No one size fits all: The questions specialists should ask when selecting an EHR
According to the most recent Medscape EHR report, fewer than half of all physicians – 42 percent – are satisfied with their current electronic health record (EHR) system. If you’re among the satisfied users, particularly if you’re a specialist, it’s probably because your practice asked the right questions before making a selection. If you’re not among those who are satisfied and are thinking of switching EHRs, asking the following five questions of each vendor you consider can ensure that your next EHR is a better choice for you in particular.
What functionality does the EHR offer to my specialty?
Data consistently shows a correlation between EHR satisfaction and the degree to which the system is designed for the type of practice using it. A system that works just fine for a primary care provider may be missing features and functions that are necessary for specialists – one-size-fits-all solutions don’t typically “fit all” when it comes to user productivity and user workflows. Before solidifying a relationship with a potential vendor, you should ask yourself: What templates will you get that are designed for your specialty? How many users of your type does the vendor have, and can you talk to reference accounts? If the vendor has deep knowledge of the needs of your specialty, and can connect you with users like you, who speak highly of the solution, you’re on the road to the right choice.
To what degree can the EHR be personalized to support workflows?
This question gets you further down the road to satisfaction. We have some 800,000 physicians in the U.S. today. Add to that the scribes, technicians, physician assistants and other staff who will use the system, and there are countless preferences for each individual workflow. In order to ensure individual productivity is not hindered by the EHR, it is vital to determine if the vendor will investigate how your practice conducts workflow and fine-tune the implementation accordingly. Additionally, practices should ask whether the EHR templates can be customized to support individual productivity and if the users can do that themselves. In some cases, there may be significant costs for customization and personalization, so be sure to ask this upfront.

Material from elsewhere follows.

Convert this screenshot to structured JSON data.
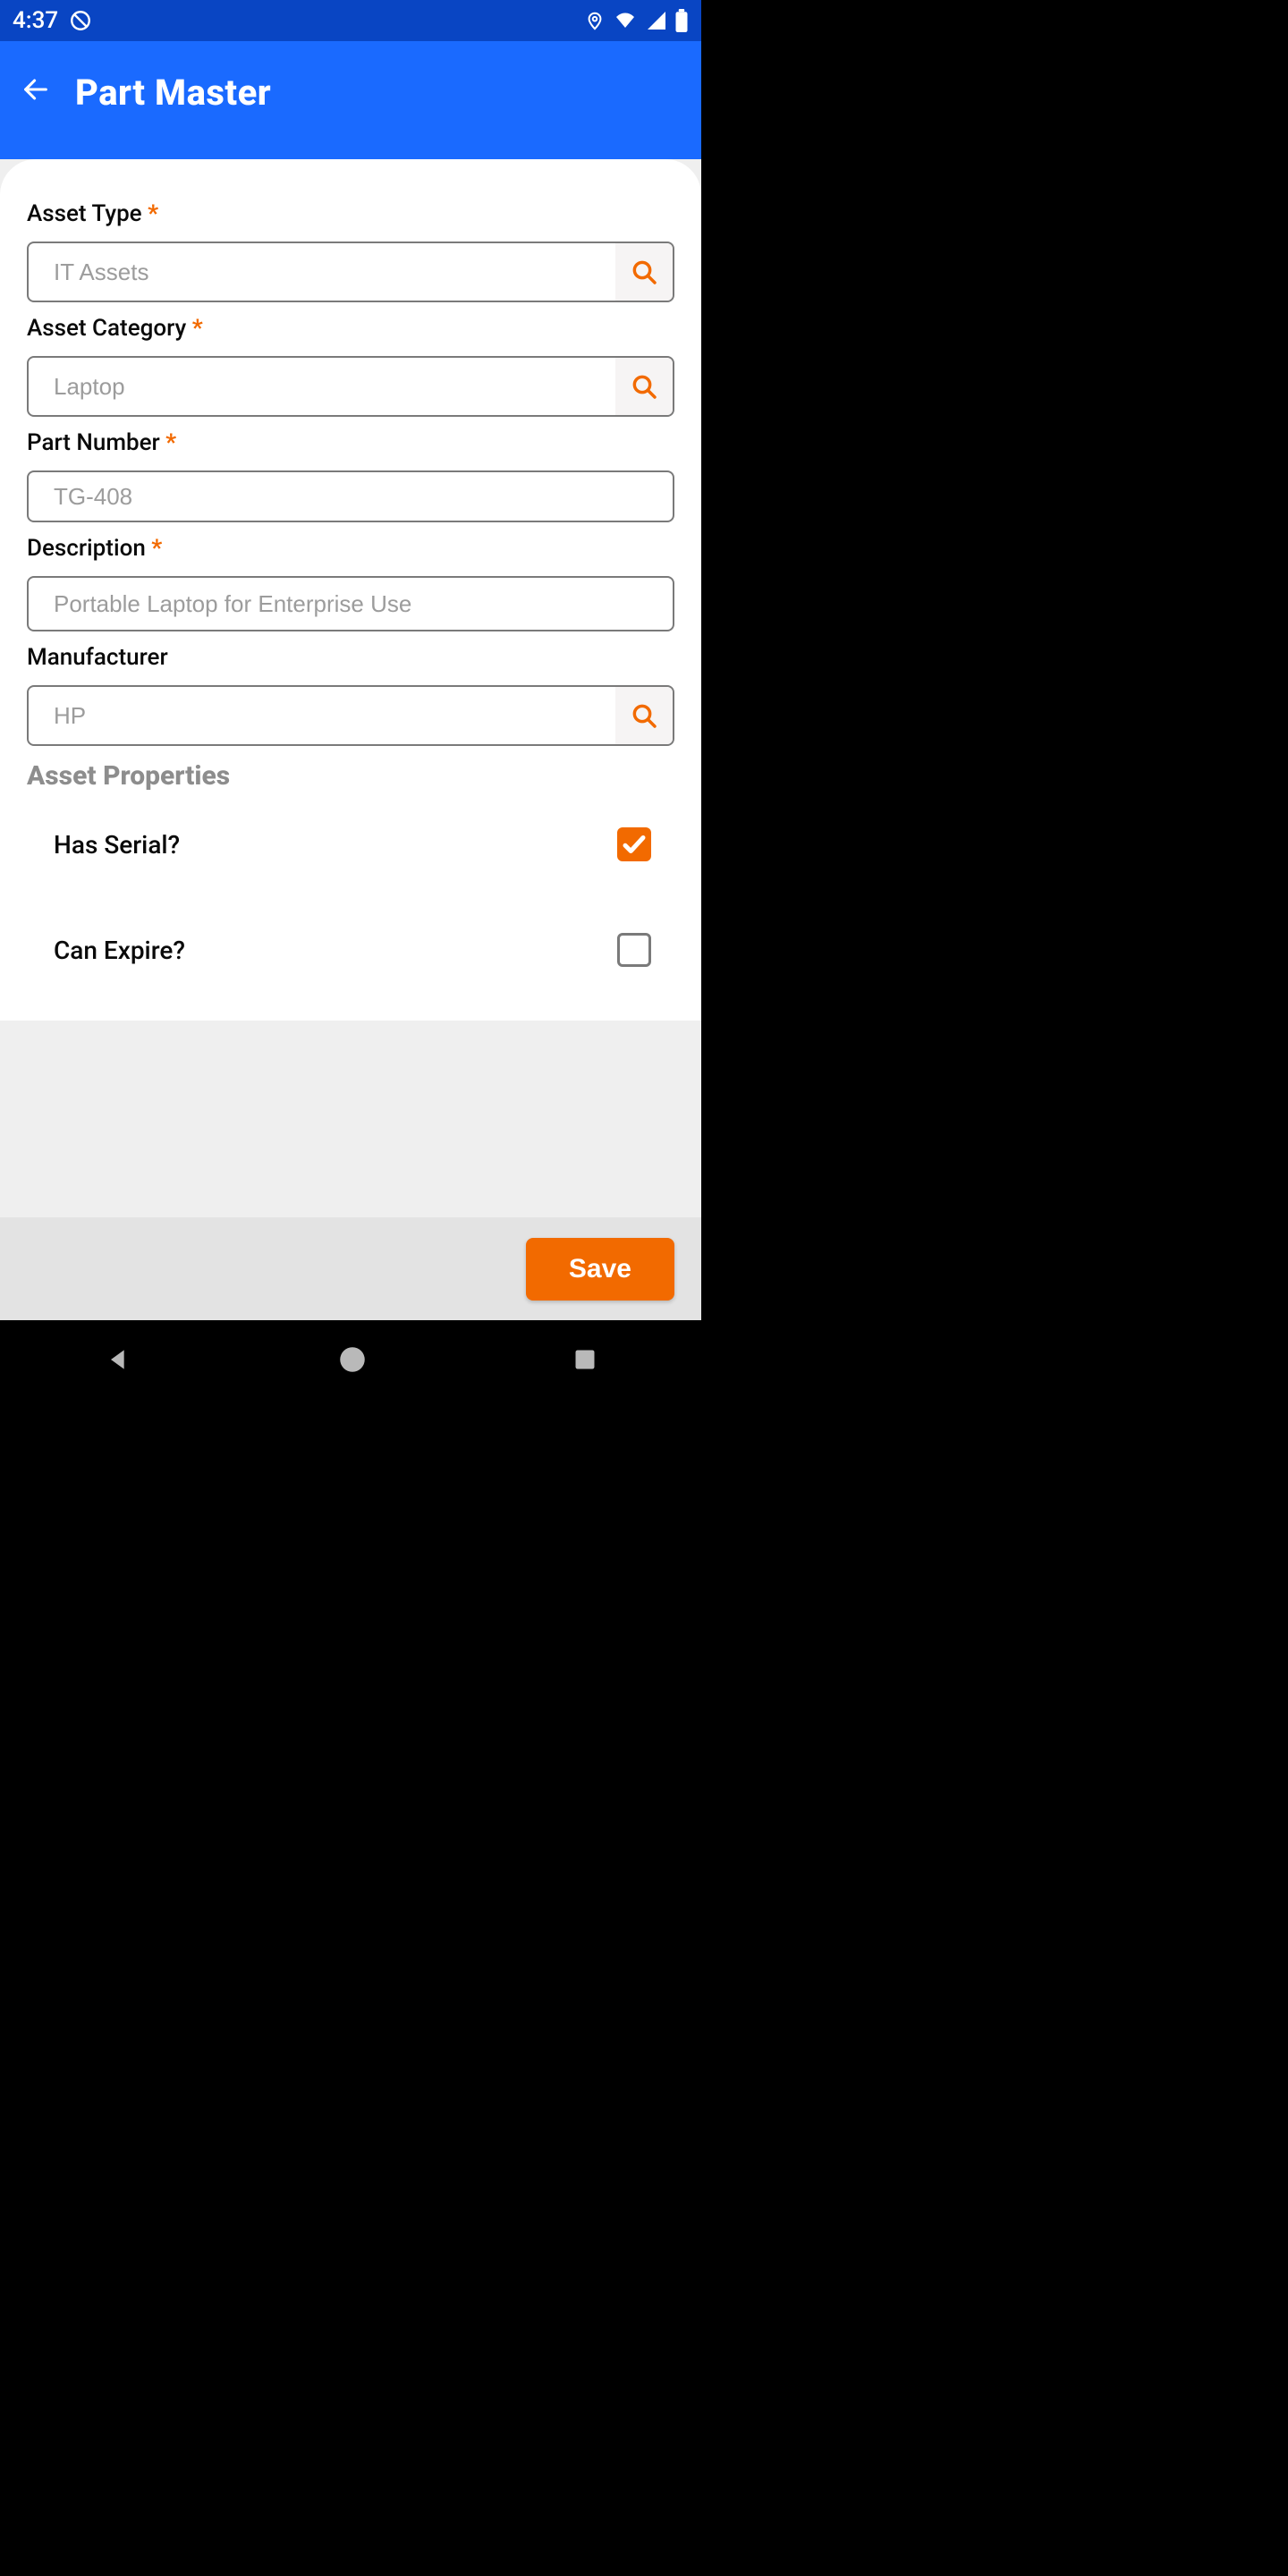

What infrastructure is required of my office to run the EHR software?
This is one question providers often consider an afterthought, when it actually has everything to do with how successful you’ll be with an EHR. From an equipment and IT perspective, what are the system’s networking and hardware requirements? Once you know the requirements, ask yourself how you’ll handle them. Will it be with your own IT resources, the EHR vendor or a third party support resource? Any are acceptable answers; just make sure that in addition to getting the EHR that best meets your needs, you’re prepared to run the system.
What is the EHR implementation process, and how long will it be until I’m fully up and running?
There are really three aspects to the implementation question. First, what data conversion services does the vendor offer? Unless this is your first EHR, you’ll need to get data from your current system into the new one. Next, what assistance will the vendor provide in getting everything connected and fully operating? Find out the degree to which you’ll get help in becoming operational. Finally, how long will it be until you’re productive? If you’re told you’ll be up-and-running in a certain number of weeks, ask if that includes all device integration, data conversion and training to the point that all staff will be fully productive and fully capable. If not, you may incur additional expenses on the way to being successful.
What post-implementation support do you offer?
Having chosen an EHR designed for your specialty, personalized to your workflows, with infrastructure fully accounted for and an implementation process that meets your needs, ask what post-implementation optimization the vendor offers, remotely or on-site. Rather than just being wished “good luck” after implementation, determine whether the vendor will revisit after implementation to perform any tweaking needed to address issues you and your staff discover during actual use. Second, make sure that service support hours reflect your needs, to ensure your questions can be answered promptly.